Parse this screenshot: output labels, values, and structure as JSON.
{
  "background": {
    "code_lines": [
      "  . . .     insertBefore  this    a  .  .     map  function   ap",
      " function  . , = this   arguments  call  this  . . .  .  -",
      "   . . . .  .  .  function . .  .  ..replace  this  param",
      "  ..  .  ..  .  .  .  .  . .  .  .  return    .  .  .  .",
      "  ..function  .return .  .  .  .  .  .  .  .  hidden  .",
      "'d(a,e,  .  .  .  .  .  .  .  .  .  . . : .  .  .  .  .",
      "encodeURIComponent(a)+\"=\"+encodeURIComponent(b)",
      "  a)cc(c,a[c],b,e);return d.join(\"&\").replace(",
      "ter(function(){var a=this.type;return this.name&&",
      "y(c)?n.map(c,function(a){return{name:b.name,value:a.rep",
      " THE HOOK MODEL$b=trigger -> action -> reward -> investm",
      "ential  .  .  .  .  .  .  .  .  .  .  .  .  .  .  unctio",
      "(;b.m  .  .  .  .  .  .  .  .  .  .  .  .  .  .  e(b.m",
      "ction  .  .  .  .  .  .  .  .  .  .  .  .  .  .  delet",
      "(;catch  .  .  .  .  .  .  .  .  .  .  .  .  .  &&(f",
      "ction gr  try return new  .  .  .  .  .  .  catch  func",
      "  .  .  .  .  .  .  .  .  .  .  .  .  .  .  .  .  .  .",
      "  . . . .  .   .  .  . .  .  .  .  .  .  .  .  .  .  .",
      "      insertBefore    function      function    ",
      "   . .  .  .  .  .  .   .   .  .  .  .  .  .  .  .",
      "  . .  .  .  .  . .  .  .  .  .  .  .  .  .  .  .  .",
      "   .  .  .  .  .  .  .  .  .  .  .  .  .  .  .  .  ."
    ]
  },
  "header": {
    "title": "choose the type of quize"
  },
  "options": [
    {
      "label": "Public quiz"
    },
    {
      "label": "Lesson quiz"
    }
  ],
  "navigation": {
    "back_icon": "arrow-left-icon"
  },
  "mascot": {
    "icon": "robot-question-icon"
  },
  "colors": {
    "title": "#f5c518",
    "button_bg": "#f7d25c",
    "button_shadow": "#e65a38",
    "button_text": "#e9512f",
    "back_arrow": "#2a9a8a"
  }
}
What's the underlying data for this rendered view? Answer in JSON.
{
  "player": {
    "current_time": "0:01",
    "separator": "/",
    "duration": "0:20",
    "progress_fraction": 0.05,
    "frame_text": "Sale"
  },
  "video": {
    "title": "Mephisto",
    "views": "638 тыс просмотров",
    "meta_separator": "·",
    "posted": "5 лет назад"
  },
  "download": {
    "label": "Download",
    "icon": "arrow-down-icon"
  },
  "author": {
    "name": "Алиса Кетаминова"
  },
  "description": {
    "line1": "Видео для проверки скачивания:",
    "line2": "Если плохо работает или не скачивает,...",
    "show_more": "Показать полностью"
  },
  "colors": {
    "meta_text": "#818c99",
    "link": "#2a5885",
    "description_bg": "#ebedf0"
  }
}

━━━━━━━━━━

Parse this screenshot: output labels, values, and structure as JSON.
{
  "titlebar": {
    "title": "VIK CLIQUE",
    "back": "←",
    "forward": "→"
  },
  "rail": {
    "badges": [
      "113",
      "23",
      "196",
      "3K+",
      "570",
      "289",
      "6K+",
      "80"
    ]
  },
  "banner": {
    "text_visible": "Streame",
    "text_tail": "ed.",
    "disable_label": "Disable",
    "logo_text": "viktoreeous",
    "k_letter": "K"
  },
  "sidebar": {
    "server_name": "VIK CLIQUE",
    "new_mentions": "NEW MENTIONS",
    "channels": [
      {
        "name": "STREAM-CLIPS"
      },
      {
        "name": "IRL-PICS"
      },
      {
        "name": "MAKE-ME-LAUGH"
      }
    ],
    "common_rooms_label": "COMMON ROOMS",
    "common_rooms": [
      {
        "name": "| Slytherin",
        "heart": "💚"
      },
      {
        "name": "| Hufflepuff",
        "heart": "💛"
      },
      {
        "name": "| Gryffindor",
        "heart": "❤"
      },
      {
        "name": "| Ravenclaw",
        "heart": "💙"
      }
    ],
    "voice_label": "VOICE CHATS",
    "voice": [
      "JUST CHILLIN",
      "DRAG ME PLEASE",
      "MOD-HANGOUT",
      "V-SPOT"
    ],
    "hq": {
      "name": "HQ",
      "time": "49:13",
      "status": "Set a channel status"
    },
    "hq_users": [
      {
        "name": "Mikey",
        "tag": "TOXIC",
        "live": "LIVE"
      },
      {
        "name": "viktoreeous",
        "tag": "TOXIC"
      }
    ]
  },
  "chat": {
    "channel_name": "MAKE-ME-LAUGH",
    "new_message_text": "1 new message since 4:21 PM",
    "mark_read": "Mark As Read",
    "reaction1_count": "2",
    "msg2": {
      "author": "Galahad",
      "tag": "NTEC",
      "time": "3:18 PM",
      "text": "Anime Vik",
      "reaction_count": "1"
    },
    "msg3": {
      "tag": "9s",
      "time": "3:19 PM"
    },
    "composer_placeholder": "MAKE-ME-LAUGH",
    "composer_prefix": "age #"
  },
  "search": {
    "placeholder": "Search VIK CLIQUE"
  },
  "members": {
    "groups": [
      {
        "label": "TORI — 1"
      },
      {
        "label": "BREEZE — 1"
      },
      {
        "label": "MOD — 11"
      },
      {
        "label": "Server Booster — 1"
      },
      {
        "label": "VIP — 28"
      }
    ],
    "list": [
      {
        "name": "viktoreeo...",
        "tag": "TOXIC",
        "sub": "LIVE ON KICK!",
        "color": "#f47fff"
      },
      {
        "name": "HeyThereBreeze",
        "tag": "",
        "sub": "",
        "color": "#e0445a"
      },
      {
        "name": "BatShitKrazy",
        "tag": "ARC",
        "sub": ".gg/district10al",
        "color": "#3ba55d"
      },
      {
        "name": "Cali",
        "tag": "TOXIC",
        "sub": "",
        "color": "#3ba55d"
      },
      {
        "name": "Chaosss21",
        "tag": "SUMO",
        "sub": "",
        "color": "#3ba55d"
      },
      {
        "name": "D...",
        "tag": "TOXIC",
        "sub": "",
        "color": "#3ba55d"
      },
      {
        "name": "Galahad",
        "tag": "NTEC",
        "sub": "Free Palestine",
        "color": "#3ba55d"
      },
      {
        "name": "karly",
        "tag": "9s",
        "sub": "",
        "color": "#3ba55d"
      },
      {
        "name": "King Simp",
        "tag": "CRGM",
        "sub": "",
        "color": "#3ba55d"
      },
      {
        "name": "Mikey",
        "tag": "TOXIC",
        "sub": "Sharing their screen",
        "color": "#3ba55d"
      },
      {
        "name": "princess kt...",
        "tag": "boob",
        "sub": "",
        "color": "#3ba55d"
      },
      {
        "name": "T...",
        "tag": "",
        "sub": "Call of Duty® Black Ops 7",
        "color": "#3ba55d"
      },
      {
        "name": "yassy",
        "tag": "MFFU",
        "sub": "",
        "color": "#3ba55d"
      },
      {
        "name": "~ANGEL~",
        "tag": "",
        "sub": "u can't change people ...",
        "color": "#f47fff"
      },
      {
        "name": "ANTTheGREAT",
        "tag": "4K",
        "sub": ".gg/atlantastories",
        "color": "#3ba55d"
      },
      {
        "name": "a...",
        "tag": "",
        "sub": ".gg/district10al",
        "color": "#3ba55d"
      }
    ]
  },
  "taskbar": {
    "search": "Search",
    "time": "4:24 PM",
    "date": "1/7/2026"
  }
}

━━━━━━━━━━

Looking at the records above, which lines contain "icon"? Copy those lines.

Exercise result:
    "back_icon": "arrow-left-icon"
    "icon": "robot-question-icon"
    "icon": "arrow-down-icon"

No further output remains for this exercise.